**Exercise**
In the material below, find every line with "icon" and pull it out.
···
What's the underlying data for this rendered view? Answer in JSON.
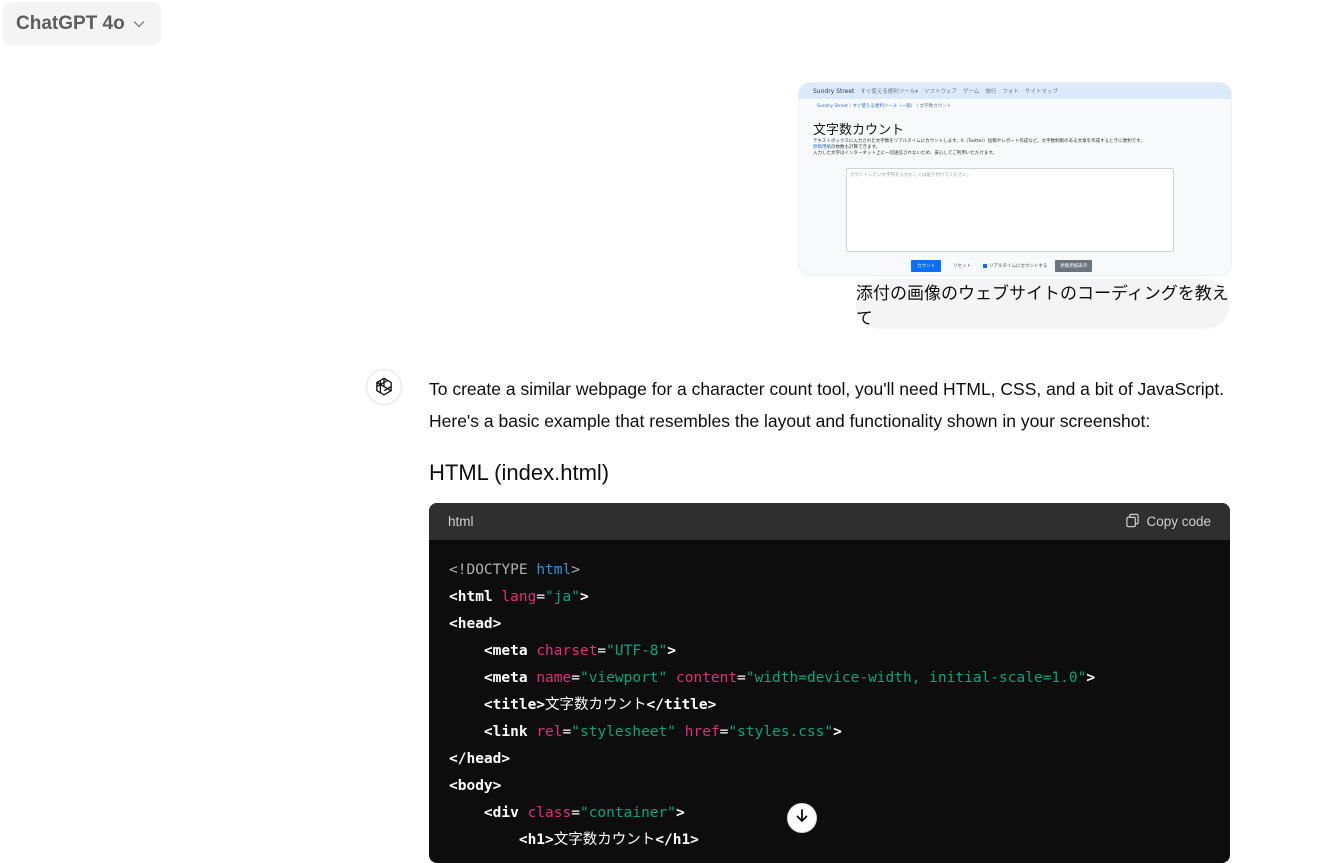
{
  "header": {
    "model_label": "ChatGPT 4o",
    "chevron_icon": "chevron-down-icon"
  },
  "attachment": {
    "site": {
      "brand": "Sundry Street",
      "nav": [
        "すぐ使える便利ツール▾",
        "ソフトウェア",
        "ゲーム",
        "旅行",
        "フォト",
        "サイトマップ"
      ],
      "breadcrumb": [
        "Sundry Street",
        "すぐ使える便利ツール（一般）",
        "文字数カウント"
      ],
      "heading": "文字数カウント",
      "desc_line1": "テキストボックスに入力された文字数をリアルタイムにカウントします。X（Twitter）投稿やレポート作成など、文字数制限のある文章を作成するときに便利です。",
      "desc_link": "原稿用紙",
      "desc_line2": "の枚数も計算できます。",
      "desc_line3": "入力した文字はインターネット上に一切送信されないため、安心してご利用いただけます。",
      "textarea_placeholder": "カウントしたい文字列を入力もしくは貼り付けてください。",
      "count_button": "カウント",
      "reset_button": "リセット",
      "realtime_checkbox": "リアルタイムにカウントする",
      "detail_button": "原稿用紙表示"
    }
  },
  "user_message": "添付の画像のウェブサイトのコーディングを教えて",
  "assistant": {
    "avatar_icon": "openai-logo-icon",
    "paragraph": "To create a similar webpage for a character count tool, you'll need HTML, CSS, and a bit of JavaScript. Here's a basic example that resembles the layout and functionality shown in your screenshot:",
    "section_heading": "HTML (index.html)",
    "code_block": {
      "language": "html",
      "copy_label": "Copy code",
      "copy_icon": "copy-icon",
      "lines": {
        "l1_a": "<!DOCTYPE ",
        "l1_b": "html",
        "l1_c": ">",
        "l2_tag": "<html",
        "l2_attr": "lang",
        "l2_eq": "=",
        "l2_val": "\"ja\"",
        "l2_end": ">",
        "l3": "<head>",
        "l4_tag": "<meta",
        "l4_attr": "charset",
        "l4_eq": "=",
        "l4_val": "\"UTF-8\"",
        "l4_end": ">",
        "l5_tag": "<meta",
        "l5_attr1": "name",
        "l5_eq1": "=",
        "l5_val1": "\"viewport\"",
        "l5_attr2": "content",
        "l5_eq2": "=",
        "l5_val2": "\"width=device-width, initial-scale=1.0\"",
        "l5_end": ">",
        "l6_open": "<title>",
        "l6_text": "文字数カウント",
        "l6_close": "</title>",
        "l7_tag": "<link",
        "l7_attr1": "rel",
        "l7_eq1": "=",
        "l7_val1": "\"stylesheet\"",
        "l7_attr2": "href",
        "l7_eq2": "=",
        "l7_val2": "\"styles.css\"",
        "l7_end": ">",
        "l8": "</head>",
        "l9": "<body>",
        "l10_tag": "<div",
        "l10_attr": "class",
        "l10_eq": "=",
        "l10_val": "\"container\"",
        "l10_end": ">",
        "l11_open": "<h1>",
        "l11_text": "文字数カウント",
        "l11_close": "</h1>"
      }
    }
  },
  "scroll_button_icon": "arrow-down-icon"
}
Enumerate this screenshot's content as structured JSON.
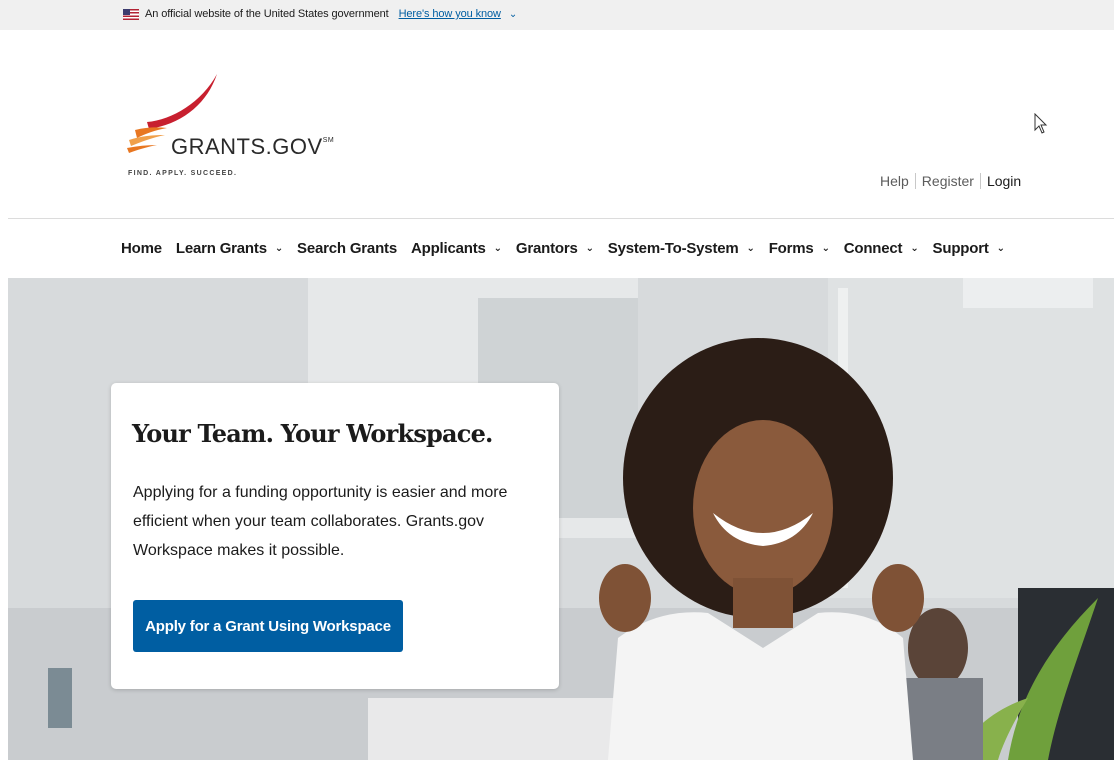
{
  "gov_banner": {
    "text": "An official website of the United States government",
    "link": "Here's how you know",
    "chevron_icon": "chevron-down-icon"
  },
  "logo": {
    "name": "GRANTS.GOV",
    "mark": "SM",
    "tagline": "FIND. APPLY. SUCCEED.",
    "brand_colors": {
      "red": "#c8202f",
      "orange": "#e87722"
    }
  },
  "utility_nav": {
    "help": "Help",
    "register": "Register",
    "login": "Login"
  },
  "main_nav": [
    {
      "label": "Home",
      "has_dropdown": false
    },
    {
      "label": "Learn Grants",
      "has_dropdown": true
    },
    {
      "label": "Search Grants",
      "has_dropdown": false
    },
    {
      "label": "Applicants",
      "has_dropdown": true
    },
    {
      "label": "Grantors",
      "has_dropdown": true
    },
    {
      "label": "System-To-System",
      "has_dropdown": true
    },
    {
      "label": "Forms",
      "has_dropdown": true
    },
    {
      "label": "Connect",
      "has_dropdown": true
    },
    {
      "label": "Support",
      "has_dropdown": true
    }
  ],
  "hero": {
    "title": "Your Team. Your Workspace.",
    "body": "Applying for a funding opportunity is easier and more efficient when your team collaborates. Grants.gov Workspace makes it possible.",
    "button_label": "Apply for a Grant Using Workspace",
    "button_color": "#005ea2"
  },
  "colors": {
    "link": "#005ea2",
    "banner_bg": "#f0f0f0"
  }
}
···
**Answer space**
    "chevron_icon": "chevron-down-icon"
    "avatar_icon": "openai-logo-icon",
      "copy_icon": "copy-icon",
  "scroll_button_icon": "arrow-down-icon"
    "chevron_icon": "chevron-down-icon"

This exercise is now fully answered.